 Mother challenged the district court’s jurisdiction over S.R.C.-Q. under the Uniform Child Custody Jurisdiction and Enforcement Act (UCCJEA). Through the relevant processes, Wisconsin released jurisdiction to Kansas to determine all matters. The district court then ordered an expedited placement decision from Wisconsin under the provisions of the Interstate Compact on the Placement of Children (ICPC). The ICPC establishes uniform legal and administrative procedures governing the interstate placement of children by nonparents. 

 The Kansas court adjudicated S.R.C.-Q. dependent and agency custody was continued, with the child placed with the paternal grandparents in Kansas. Mother and father each entered into service plans to address mental health, domestic violence, housing, employment, and parenting skills. Mother complied with the requirements of her service plan except for missing two weekly parenting classes. Father did not complete the batterer’s intervention program as ordered.

 In light of Wisconsin’s failure to respond to the district court’s request for a placement decision pursuant to the ICPC, mother asked the Kansas court to determine whether the ICPC applied to the placement of S.R.C.-Q. in Wisconsin. The court determined the ICPC did not apply when a court sends a child to reside with a parent in another state. Despite receiving Wisconsin’s assessment of mother’s home denying placement of S.R.C.-Q. with mother and citing concerns about her cohabitating boyfriend, the court released the agency’s custody and placed the child with the mother, granting father visitation every two weeks for a two-week period. The court required each parent to continue ongoing treatment and dismissed the case. Father and S.R.C.-Q.’s guardian ad litem appealed.

The guardian ad litem and father argued that under the ICPC, an adverse home study of mother’s home by Wisconsin barred the district court from awarding custody of the child to mother. While the terms of the ICPC as enacted in Kansas explicitly apply to out-of-state placements of children with foster parents or as a precursor to adoption, it does not explicitly apply to out-of-state placements of children with a parent. A state regulation, however, explicitly extends application of the ICPC to out-of-state placements of children with parents when a parent is not making the placement.

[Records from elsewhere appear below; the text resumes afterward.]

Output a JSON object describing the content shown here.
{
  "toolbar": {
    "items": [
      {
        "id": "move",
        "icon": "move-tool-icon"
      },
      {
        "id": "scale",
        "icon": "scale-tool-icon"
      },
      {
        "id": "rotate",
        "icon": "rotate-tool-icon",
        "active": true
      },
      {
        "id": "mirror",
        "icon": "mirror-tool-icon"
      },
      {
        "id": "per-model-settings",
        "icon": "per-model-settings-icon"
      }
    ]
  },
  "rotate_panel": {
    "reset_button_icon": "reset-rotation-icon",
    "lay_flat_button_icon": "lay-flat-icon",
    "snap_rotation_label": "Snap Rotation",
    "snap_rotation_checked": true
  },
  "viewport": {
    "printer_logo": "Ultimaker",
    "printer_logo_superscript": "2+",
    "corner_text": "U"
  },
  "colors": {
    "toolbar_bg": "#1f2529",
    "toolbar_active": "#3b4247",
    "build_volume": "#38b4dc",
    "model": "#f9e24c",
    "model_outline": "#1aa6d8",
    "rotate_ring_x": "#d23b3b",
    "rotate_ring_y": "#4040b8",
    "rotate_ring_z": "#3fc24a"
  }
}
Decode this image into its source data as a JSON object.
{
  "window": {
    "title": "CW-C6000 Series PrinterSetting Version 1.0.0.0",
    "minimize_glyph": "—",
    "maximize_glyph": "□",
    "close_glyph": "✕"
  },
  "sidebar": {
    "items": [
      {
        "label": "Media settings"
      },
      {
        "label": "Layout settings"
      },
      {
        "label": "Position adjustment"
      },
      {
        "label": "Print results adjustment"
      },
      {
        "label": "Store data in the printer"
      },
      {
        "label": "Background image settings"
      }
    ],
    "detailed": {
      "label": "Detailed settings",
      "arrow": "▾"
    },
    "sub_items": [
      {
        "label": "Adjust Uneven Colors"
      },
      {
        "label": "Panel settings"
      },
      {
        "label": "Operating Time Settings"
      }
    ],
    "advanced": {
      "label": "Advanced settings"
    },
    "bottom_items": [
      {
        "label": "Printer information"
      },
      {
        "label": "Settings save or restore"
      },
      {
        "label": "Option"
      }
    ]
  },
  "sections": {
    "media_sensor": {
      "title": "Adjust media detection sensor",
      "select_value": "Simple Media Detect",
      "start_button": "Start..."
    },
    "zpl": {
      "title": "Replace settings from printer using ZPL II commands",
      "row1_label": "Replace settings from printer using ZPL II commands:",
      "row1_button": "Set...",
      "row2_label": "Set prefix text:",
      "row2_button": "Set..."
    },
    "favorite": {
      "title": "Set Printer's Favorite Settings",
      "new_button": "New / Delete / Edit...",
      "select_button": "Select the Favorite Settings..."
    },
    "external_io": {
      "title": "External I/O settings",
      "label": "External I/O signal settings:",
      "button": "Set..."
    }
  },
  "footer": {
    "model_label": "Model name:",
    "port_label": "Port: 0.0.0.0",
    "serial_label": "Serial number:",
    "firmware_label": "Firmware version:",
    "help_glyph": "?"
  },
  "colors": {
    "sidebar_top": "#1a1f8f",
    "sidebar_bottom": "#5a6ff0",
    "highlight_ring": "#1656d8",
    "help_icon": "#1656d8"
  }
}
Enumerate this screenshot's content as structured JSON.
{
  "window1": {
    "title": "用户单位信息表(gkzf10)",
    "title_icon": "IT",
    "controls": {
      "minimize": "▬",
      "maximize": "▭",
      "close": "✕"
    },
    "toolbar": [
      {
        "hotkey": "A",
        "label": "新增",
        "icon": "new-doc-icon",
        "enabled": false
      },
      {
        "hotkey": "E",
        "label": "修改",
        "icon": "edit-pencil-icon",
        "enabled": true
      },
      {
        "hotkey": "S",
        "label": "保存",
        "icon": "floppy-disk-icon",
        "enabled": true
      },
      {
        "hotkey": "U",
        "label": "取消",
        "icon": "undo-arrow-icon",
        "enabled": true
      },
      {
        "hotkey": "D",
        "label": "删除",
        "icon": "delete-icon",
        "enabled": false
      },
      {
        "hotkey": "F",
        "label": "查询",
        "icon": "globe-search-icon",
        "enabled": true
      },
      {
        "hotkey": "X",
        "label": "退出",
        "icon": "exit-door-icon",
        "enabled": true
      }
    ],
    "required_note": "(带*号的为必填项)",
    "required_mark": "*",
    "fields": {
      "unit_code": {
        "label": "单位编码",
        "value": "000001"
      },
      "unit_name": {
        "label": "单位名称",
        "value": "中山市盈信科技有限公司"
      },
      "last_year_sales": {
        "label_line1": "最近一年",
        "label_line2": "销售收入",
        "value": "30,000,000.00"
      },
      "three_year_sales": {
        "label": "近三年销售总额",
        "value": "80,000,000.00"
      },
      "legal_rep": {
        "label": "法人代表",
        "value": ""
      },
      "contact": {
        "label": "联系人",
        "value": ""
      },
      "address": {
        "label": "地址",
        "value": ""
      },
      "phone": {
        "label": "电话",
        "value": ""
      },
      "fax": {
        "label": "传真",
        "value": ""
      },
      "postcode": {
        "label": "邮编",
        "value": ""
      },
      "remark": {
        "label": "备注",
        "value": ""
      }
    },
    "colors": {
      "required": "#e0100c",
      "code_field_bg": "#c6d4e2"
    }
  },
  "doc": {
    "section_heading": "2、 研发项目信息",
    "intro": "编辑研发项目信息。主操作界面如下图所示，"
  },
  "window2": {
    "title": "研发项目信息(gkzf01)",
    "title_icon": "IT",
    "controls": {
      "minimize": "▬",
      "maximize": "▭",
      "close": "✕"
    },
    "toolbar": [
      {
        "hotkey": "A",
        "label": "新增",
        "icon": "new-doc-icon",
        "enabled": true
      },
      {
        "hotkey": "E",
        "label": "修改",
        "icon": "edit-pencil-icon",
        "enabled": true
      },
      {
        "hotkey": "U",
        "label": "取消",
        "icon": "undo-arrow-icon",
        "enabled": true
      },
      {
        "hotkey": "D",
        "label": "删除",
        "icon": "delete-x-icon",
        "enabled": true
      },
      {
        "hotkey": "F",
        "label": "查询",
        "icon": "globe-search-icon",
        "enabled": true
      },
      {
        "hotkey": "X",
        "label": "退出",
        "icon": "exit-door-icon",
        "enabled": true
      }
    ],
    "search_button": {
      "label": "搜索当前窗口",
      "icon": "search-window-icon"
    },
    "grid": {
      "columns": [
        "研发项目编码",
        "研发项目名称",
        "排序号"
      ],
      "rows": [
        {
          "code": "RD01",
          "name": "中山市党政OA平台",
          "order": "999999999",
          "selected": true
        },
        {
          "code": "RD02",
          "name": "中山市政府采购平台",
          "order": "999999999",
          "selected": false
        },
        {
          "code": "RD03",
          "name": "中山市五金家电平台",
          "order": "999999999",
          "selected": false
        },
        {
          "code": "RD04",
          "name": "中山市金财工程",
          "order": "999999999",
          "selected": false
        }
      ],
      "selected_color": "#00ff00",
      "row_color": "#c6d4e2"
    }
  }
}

The GAL and father argued that because the ICPC is to be construed liberally to achieve its purposes and its primary purpose is to protect children, the ICPC should be construed broadly to include placements with a parent. While no Kansas appellate court has decided whether the ICPC applies to out-of-state placements of children with natural parents, courts in other states are divided in their views.

The Kansas version of the ICPC does not state that it applies to placements with parents. Also, the language in the regulation cited by the GAL and father impermissibly enlarges the application of the ICPC to out-of-state placements with parents beyond the plain language of the statute.

In addition, the Kansas court did not abuse its discretion in not following Wisconsin’s recommendation because the report contained only an allegation of unknown origin with no accompanying investigation. Mother correctly asserted she successfully completed the requirements of her case plan. Thus, the trial court did not abuse its discretion in placing S.R.C.-Q. with her mother in Wisconsin.